Your result should be every line of the records below that contains the word "Company".

[INPUT DATA]
○ ○ ○ ○ ○ ○ ○

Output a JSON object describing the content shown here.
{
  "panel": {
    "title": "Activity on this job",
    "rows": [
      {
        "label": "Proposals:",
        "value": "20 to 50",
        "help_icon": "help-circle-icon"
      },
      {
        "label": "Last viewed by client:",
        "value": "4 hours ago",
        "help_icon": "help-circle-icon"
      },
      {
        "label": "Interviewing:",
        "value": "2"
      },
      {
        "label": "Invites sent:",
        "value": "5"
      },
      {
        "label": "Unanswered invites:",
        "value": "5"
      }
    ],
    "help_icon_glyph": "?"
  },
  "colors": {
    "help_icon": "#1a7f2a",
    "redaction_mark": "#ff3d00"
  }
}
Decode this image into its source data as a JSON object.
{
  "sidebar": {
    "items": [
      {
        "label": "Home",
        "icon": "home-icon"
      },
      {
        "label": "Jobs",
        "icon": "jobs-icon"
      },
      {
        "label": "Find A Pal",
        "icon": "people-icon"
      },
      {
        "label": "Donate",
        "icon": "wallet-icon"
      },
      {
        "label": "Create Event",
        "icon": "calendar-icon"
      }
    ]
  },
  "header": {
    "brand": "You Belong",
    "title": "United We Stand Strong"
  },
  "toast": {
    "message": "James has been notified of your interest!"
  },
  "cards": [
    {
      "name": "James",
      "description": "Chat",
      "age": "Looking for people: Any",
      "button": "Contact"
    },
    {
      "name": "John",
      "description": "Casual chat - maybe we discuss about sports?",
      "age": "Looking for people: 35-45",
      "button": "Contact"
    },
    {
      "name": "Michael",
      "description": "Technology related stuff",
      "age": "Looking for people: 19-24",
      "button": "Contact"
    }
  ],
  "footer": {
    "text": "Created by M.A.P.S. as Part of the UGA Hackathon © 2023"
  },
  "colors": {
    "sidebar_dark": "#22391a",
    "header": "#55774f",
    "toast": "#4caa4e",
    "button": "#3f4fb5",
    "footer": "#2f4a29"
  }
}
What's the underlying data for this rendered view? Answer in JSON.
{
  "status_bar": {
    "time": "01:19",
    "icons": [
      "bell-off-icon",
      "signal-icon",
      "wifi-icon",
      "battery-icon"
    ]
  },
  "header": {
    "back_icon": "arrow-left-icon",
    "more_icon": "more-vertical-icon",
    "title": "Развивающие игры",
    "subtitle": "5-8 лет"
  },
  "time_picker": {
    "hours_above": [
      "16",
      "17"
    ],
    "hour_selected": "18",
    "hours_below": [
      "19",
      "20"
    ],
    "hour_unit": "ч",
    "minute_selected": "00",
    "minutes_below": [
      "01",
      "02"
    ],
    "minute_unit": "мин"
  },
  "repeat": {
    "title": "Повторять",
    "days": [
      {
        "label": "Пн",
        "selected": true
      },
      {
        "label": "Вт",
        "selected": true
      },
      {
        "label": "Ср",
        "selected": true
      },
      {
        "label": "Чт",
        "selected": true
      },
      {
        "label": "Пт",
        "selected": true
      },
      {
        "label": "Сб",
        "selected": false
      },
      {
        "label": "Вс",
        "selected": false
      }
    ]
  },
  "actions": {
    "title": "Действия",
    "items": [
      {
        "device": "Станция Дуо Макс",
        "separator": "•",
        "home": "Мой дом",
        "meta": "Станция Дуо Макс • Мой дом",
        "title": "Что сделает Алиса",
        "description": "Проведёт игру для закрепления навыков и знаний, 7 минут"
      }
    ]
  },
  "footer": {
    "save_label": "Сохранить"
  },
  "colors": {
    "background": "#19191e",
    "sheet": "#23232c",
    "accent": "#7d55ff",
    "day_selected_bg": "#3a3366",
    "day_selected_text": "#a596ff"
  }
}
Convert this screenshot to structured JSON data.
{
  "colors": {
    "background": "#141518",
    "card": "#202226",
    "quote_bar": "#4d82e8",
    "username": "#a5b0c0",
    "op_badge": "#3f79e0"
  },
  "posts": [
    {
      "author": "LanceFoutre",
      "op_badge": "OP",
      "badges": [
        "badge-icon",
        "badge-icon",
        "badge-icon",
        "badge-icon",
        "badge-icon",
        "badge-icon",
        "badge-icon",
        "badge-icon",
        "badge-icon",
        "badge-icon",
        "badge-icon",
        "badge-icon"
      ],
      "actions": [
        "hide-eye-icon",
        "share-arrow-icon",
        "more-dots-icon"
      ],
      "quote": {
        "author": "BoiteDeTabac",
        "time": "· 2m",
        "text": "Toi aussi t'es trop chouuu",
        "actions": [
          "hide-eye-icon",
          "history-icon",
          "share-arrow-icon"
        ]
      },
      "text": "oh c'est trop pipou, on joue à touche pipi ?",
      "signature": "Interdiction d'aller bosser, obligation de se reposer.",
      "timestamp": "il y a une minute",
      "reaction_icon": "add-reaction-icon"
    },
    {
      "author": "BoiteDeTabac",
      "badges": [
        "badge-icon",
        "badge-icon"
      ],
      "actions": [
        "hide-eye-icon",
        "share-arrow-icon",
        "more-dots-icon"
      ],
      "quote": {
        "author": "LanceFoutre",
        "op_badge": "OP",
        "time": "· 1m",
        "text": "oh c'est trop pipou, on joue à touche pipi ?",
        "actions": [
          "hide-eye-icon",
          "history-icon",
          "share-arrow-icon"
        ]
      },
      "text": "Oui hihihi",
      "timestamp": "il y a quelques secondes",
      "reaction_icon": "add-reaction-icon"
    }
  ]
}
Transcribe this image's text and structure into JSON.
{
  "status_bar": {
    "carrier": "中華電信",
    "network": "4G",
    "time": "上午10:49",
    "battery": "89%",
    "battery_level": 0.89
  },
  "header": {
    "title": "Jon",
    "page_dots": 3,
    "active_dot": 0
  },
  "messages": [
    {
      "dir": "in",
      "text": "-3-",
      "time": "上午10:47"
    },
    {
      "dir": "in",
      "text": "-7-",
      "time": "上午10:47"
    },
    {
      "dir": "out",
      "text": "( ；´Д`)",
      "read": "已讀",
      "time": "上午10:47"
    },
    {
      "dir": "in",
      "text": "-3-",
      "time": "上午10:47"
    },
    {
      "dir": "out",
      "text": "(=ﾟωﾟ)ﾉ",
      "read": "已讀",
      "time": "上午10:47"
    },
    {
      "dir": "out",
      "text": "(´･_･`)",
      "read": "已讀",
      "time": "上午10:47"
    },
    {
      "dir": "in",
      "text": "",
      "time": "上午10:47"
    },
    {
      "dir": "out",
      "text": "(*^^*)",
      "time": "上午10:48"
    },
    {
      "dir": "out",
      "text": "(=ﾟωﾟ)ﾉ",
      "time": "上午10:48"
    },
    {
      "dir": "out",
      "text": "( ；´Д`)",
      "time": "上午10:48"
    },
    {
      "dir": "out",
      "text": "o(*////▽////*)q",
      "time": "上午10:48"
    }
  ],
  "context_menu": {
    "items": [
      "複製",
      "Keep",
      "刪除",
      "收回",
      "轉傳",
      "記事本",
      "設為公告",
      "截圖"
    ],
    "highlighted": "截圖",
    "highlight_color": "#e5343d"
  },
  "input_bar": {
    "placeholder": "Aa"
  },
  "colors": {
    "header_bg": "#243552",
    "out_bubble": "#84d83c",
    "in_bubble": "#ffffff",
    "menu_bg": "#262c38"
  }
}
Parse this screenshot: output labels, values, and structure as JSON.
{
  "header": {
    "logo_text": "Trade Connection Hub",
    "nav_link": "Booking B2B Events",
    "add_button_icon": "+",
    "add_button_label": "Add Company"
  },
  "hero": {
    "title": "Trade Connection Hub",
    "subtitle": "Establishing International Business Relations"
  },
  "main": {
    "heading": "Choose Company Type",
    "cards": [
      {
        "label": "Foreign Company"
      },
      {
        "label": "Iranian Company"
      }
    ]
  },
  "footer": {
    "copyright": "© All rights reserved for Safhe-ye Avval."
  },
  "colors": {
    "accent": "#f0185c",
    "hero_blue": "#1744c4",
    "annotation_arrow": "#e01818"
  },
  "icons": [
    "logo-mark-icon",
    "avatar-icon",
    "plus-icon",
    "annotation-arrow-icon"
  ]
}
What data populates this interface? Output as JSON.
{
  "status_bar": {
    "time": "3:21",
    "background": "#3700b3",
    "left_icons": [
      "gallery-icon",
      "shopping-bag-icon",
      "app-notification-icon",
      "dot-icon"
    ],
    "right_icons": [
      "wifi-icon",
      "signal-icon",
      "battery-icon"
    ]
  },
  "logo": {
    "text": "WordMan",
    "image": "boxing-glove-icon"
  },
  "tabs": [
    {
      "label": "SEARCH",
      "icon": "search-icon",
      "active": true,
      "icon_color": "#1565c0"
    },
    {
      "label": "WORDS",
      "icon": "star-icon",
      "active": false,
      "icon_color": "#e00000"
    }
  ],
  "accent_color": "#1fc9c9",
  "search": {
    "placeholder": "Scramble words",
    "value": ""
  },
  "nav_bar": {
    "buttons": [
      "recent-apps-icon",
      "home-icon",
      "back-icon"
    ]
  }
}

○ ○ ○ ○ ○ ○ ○

[RESPONSE FOR THIS EXERCISE]
    "add_button_label": "Add Company"
    "heading": "Choose Company Type",
        "label": "Foreign Company"
        "label": "Iranian Company"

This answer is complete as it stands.